Goalies receive chaperoned protection by the NHL referees. There is no problem with coddling goalies since they are the most defenseless individuals on the ice. They’d be mauled if the majority of the plays didn’t end in a whistle on their behalf. But the mentality to overprotect goalies any time they are contacted has been taken to an extreme.
Protecting goalies has its limits. Just because a player collides or makes contact with a goalie doesn’t mean this should automatically result in a two-minute minor penalty. But this seems to be the rule in all cases. Every time an opposing player makes contact with a goalie, this seems to result in a penalty whether the act was worthy of one or not. This past week, there were a few instances that had me wondering if goalies were being pampered too much.
Are Goalies Overprotected?
Last Wednesday, the Pittsburgh Penguins played the New York Rangers to a 3-3 tie by the end of regulation. On the first shift of the overtime period, Chris Kunitz took a pass near the right half-wall and drove to the net on Henrik Lundqvist. Kunitz had a violent collision with Lundqvist and was awarded a two minute penalty for interference on a goalkeeper.
Lundqvist was outside of his goal crease when he made the save. With Lundqvist sliding towards an oncoming Kunitz, there was no time and space for Kunitz to avoid contact. If you watched the game, you know that Kunitz attempted to avoid a collision with Lundqvist. Kunitz tried to slide out of the way, but there was no hope as Lundqvist slid directly into Kunitz’s path. A violent wreck was inevitable in this case.
Despite the attempt made by Kunitz to avoid contact, referee Steve Kozari immediately pointed towards the penalty box. This was all based upon the severity of the collision. Kozari didn’t even take a moment to evaluate what took place. His mind was made up to protect Lundqvist no matter what the cost. This penalty was in overtime and nearly cost the Penguins a victory.
This wasn’t the only questionable incident. A day later the Penguins played the Minnesota Wild and Sidney Crosby was called for goalie interference. Keith Ballard cross-checked Crosby into Wild net-minder Niklas Backstrom. Crosby wasn’t trying to be dirty and make it look as if he accidentally tumbled into Backstrom. Ballard made Crosby lose his balance. Crosby had nowhere to land but on top of Backstrom. With the help of some major embellishment on Backstrom’s part, again a penalty was handed out when the referee’s arm should have stayed down.
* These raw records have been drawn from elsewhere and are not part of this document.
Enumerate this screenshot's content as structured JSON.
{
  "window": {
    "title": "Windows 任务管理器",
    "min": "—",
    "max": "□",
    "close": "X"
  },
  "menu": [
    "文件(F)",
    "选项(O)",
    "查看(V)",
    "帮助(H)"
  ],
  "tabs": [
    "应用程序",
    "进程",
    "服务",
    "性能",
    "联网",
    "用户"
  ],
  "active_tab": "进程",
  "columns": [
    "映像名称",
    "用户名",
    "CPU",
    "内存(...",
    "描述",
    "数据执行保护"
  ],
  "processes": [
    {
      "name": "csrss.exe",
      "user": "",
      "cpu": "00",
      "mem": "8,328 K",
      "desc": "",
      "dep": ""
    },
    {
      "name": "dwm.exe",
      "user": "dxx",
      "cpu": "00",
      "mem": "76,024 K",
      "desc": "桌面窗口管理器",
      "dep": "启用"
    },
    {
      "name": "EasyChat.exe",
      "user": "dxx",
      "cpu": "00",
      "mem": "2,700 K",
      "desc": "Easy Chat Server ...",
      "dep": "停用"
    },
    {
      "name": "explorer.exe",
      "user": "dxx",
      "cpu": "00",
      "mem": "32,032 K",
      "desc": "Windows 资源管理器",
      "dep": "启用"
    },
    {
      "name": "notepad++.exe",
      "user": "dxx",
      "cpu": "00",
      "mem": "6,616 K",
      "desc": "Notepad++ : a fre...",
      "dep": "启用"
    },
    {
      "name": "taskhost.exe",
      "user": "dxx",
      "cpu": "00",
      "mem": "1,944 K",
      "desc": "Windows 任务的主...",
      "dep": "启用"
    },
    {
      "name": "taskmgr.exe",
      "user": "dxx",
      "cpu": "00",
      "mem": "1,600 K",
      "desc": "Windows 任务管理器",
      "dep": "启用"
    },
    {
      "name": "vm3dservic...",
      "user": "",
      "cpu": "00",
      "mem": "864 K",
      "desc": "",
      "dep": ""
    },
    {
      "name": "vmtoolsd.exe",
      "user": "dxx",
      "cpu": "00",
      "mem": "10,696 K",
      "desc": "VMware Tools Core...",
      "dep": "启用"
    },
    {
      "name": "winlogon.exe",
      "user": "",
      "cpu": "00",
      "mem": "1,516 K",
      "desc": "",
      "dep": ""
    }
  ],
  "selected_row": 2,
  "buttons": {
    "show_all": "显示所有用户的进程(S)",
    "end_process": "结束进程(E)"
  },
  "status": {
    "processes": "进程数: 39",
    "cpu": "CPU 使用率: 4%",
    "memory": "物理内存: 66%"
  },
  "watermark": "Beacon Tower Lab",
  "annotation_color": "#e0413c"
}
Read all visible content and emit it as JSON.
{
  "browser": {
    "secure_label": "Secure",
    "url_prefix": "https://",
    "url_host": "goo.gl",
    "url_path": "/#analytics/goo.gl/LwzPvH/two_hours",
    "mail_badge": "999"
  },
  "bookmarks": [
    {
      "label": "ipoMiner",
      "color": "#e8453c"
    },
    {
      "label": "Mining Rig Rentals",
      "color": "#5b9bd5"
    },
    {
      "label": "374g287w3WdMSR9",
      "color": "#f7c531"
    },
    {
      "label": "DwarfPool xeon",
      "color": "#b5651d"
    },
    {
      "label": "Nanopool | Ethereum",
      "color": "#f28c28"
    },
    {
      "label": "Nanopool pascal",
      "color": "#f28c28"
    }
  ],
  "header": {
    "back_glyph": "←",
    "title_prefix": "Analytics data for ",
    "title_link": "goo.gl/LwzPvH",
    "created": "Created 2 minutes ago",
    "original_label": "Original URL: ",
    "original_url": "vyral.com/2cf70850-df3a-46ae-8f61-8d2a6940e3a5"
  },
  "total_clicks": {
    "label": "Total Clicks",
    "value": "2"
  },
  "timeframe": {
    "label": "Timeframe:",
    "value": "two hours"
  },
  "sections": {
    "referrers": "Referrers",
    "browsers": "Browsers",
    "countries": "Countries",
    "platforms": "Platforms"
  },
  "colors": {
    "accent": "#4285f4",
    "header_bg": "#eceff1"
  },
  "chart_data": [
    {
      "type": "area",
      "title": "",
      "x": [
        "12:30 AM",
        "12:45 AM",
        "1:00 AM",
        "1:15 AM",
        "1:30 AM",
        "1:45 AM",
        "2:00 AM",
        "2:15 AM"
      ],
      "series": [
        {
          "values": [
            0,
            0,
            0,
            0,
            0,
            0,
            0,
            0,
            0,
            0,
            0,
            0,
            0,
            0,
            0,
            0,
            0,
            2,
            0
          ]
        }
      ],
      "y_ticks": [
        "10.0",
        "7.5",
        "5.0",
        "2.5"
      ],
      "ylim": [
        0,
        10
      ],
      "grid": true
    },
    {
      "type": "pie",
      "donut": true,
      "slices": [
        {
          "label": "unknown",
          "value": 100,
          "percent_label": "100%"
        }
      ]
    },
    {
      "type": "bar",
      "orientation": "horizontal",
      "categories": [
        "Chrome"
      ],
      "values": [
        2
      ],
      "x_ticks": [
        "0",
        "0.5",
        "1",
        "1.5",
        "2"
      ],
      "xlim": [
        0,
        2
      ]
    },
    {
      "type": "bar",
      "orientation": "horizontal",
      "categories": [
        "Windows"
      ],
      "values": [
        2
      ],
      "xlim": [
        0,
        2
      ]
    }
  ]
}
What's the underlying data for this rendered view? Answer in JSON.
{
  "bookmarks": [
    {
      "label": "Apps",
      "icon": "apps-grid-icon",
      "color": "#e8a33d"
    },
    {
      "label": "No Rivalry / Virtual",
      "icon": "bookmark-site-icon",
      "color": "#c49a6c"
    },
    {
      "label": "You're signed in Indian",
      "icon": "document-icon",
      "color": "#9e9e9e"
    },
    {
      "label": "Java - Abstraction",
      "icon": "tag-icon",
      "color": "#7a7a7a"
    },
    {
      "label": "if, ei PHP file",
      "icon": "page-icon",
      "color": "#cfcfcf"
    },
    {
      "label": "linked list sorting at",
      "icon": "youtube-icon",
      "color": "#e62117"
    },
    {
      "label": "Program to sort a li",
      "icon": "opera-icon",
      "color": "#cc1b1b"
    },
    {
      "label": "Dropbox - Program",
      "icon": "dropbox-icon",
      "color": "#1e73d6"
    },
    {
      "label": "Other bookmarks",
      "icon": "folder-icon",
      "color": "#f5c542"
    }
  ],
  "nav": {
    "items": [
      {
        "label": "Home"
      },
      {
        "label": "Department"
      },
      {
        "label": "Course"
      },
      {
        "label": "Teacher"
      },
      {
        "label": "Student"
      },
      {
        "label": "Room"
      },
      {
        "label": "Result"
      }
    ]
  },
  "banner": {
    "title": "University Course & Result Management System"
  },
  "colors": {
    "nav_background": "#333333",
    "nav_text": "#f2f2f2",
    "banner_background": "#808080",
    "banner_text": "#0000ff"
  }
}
“I was trying to avoid him,” said Crosby. “I knew where he (Backstrom) was and I was trying to stay outside the crease and got pushed onto him. It’s a tough one to make as far as the ref is concerned. It’s hard to see if whether I was trying to avoid him, but I was. Unfortunately I got a penalty there.”
There are many occurrences of questionable goalie interference calls every season. The subject is a very gray matter, but the referees must do a better job. It doesn’t take special eye sight for someone to realize that Ballard’s cross-check was the reason why Crosby fell onto Backstrom.
In this era, it feels like all goalies have to do is search for contact to draw a penalty. The goaltenders are also becoming more adept at diving or embellishing in order to tempt the referee to make a penalty call. These issues need to be analyzed more during the game instead of jumping to conclusions. Referees are too quickly siding with the goaltenders.
Don’t get me wrong, goalies should be protected, but in an appropriate manner. The referees got the two calls against Crosby and Kunitz wrong. There are many examples where the wrong call has been made against other teams as well. The question remains whether the league office sided with the two refs who made these terrible calls. Looking at past penalties called for goalie interference, it’s highly unlikely. While goalies deserve protection, hockey is a contact sport. The league needs to make sure the correct calls are made or a referee’s mistake may cost a team an important game.